## PROBLEM TO WORK ON
Scan the listing for the word "this", and copy out each line where it is found.

______________________________

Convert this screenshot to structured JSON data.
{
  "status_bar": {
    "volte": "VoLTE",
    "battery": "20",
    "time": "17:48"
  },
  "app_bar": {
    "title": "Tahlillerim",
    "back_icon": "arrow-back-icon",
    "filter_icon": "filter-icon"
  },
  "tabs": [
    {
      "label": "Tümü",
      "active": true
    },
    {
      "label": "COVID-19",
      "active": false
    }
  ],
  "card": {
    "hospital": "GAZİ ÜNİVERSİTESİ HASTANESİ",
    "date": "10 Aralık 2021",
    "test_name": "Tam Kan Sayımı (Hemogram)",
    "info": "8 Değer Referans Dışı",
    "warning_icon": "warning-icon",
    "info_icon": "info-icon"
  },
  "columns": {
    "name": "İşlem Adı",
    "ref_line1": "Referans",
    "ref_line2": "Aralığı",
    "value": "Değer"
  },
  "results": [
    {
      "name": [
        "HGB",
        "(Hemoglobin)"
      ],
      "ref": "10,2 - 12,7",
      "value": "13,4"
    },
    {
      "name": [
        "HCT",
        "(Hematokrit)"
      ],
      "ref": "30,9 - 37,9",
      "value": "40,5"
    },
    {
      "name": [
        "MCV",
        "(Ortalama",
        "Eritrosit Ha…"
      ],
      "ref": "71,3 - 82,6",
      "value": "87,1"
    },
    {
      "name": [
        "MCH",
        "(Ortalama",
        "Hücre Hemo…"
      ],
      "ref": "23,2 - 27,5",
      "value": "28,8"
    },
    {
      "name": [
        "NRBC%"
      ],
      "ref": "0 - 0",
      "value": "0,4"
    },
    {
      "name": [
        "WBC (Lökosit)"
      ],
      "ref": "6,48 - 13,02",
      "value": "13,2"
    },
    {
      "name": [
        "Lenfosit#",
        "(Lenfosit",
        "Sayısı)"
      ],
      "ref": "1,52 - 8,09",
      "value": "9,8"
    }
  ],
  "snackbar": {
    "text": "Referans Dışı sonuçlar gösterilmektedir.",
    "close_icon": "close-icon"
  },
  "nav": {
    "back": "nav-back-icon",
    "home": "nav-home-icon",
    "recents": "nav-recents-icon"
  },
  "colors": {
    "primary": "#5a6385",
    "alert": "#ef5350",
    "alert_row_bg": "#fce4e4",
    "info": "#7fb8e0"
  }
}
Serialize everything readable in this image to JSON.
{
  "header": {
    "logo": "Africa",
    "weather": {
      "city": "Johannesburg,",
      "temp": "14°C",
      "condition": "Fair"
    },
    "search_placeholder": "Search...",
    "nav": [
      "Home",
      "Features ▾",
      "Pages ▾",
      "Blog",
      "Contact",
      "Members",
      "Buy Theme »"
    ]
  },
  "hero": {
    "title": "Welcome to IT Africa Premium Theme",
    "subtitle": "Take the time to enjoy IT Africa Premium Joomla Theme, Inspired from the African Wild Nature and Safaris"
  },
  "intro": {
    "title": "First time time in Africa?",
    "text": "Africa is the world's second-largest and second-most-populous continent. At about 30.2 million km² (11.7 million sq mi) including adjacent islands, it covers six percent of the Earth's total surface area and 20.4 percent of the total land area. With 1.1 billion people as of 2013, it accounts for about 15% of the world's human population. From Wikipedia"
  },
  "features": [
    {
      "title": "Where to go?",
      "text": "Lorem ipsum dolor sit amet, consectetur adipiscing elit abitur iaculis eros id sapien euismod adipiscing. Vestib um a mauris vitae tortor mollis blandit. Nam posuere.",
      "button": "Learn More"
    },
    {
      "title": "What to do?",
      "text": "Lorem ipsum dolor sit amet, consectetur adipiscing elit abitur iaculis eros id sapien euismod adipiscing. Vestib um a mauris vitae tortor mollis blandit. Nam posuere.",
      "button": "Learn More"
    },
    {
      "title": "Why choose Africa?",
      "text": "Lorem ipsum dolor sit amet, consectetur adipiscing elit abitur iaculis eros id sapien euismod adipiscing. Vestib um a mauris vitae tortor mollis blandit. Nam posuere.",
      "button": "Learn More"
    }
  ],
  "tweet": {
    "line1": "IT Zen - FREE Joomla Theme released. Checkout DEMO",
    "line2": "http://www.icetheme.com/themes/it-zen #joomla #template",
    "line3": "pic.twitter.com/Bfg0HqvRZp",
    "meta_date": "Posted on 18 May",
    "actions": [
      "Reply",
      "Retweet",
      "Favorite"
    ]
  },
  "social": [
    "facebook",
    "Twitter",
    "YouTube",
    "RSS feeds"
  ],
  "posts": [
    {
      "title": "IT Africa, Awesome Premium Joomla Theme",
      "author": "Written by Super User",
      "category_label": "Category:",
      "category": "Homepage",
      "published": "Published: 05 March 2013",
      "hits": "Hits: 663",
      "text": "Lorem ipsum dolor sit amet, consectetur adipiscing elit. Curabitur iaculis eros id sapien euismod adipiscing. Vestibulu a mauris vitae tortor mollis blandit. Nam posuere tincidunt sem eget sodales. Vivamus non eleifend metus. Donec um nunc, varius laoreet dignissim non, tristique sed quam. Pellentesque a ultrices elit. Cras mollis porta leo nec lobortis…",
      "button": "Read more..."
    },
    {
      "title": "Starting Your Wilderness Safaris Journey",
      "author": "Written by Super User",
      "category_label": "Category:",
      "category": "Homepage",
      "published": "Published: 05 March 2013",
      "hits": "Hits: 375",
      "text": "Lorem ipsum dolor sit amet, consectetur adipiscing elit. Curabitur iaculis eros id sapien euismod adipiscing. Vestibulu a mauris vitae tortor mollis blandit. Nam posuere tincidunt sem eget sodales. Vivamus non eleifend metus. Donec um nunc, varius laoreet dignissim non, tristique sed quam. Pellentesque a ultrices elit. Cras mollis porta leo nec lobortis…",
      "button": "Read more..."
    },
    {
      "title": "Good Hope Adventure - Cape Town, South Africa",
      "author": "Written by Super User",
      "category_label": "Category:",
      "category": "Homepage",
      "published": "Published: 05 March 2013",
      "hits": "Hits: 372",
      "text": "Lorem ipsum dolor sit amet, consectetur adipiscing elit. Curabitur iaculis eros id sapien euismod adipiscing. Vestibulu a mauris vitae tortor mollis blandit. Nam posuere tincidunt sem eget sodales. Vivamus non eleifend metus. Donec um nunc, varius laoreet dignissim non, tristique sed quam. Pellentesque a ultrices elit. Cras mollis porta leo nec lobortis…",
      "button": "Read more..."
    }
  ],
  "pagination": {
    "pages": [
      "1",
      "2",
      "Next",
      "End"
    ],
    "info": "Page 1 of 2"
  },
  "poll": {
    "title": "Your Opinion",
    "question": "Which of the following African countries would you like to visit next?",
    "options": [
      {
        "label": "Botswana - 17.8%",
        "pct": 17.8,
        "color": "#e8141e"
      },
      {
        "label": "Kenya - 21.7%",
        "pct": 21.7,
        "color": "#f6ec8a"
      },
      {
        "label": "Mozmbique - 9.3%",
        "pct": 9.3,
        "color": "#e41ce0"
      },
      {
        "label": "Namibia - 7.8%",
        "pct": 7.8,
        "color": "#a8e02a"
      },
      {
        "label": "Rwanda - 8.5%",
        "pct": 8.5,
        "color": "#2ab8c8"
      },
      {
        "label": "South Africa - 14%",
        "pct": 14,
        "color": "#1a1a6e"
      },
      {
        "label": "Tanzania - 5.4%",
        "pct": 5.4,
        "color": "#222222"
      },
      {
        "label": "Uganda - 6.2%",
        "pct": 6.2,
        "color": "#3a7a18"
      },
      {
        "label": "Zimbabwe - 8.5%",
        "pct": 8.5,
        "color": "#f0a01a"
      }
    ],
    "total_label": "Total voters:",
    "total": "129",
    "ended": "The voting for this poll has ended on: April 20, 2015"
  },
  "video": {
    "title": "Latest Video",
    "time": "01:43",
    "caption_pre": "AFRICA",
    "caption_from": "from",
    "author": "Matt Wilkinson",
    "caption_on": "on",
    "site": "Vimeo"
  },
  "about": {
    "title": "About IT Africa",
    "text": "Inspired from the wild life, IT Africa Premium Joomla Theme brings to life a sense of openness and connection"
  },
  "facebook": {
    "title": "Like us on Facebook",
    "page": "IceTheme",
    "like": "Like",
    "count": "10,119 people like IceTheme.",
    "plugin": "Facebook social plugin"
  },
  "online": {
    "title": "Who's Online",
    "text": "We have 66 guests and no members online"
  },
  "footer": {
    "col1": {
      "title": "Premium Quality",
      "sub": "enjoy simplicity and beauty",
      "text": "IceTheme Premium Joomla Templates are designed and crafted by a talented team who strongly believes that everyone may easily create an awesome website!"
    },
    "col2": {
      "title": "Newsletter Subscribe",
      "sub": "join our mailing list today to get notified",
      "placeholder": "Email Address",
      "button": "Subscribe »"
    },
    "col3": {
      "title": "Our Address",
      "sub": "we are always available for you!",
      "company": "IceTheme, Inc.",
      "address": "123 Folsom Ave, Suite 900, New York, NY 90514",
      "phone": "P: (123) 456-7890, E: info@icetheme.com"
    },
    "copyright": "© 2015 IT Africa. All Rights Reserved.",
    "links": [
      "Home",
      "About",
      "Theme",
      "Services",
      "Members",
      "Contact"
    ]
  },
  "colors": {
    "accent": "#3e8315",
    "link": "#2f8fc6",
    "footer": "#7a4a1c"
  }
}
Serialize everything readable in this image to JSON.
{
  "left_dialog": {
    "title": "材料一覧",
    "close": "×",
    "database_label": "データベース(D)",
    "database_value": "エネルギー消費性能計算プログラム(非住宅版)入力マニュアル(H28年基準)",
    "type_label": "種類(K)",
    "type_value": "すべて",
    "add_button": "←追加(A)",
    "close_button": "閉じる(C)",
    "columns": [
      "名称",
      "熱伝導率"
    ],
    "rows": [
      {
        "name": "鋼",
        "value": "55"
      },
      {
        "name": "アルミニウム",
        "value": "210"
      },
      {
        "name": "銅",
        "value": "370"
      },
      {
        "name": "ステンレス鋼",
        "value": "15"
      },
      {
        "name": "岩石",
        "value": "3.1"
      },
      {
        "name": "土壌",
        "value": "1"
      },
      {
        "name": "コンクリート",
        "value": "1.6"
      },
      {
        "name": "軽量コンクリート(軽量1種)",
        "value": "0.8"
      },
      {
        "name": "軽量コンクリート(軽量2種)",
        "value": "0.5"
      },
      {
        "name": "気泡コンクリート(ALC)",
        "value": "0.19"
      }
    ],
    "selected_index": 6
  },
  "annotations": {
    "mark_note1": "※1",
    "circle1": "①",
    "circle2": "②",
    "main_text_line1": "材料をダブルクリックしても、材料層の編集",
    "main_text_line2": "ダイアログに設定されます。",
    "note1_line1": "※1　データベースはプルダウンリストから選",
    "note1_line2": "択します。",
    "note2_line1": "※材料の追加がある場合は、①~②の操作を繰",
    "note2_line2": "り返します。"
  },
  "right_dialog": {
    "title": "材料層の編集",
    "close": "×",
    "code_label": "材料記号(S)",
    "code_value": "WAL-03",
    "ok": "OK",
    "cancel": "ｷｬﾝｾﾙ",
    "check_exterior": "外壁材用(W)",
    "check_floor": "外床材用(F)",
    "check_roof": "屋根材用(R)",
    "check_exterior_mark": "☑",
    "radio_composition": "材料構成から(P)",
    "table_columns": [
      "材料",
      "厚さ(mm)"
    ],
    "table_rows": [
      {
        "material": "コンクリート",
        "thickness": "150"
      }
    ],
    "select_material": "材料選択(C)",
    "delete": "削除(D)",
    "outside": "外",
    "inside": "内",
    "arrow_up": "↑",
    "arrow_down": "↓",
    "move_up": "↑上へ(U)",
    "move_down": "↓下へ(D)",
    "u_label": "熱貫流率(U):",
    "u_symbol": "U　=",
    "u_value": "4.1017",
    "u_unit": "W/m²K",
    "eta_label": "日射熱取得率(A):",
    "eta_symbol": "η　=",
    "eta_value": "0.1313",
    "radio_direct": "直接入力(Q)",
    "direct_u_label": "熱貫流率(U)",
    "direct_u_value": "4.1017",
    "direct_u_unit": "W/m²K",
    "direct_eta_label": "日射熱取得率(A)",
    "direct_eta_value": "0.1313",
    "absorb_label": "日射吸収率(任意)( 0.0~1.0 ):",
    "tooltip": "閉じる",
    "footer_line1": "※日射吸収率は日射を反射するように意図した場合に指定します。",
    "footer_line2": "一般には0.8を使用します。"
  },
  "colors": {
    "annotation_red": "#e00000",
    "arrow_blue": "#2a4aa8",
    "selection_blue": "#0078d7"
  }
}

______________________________

## RESULT
Convert this screenshot to structured JSON data.
Serialize everything readable in this image to JSON.
    "ended": "The voting for this poll has ended on: April 20, 2015"
Serialize everything readable in this image to JSON.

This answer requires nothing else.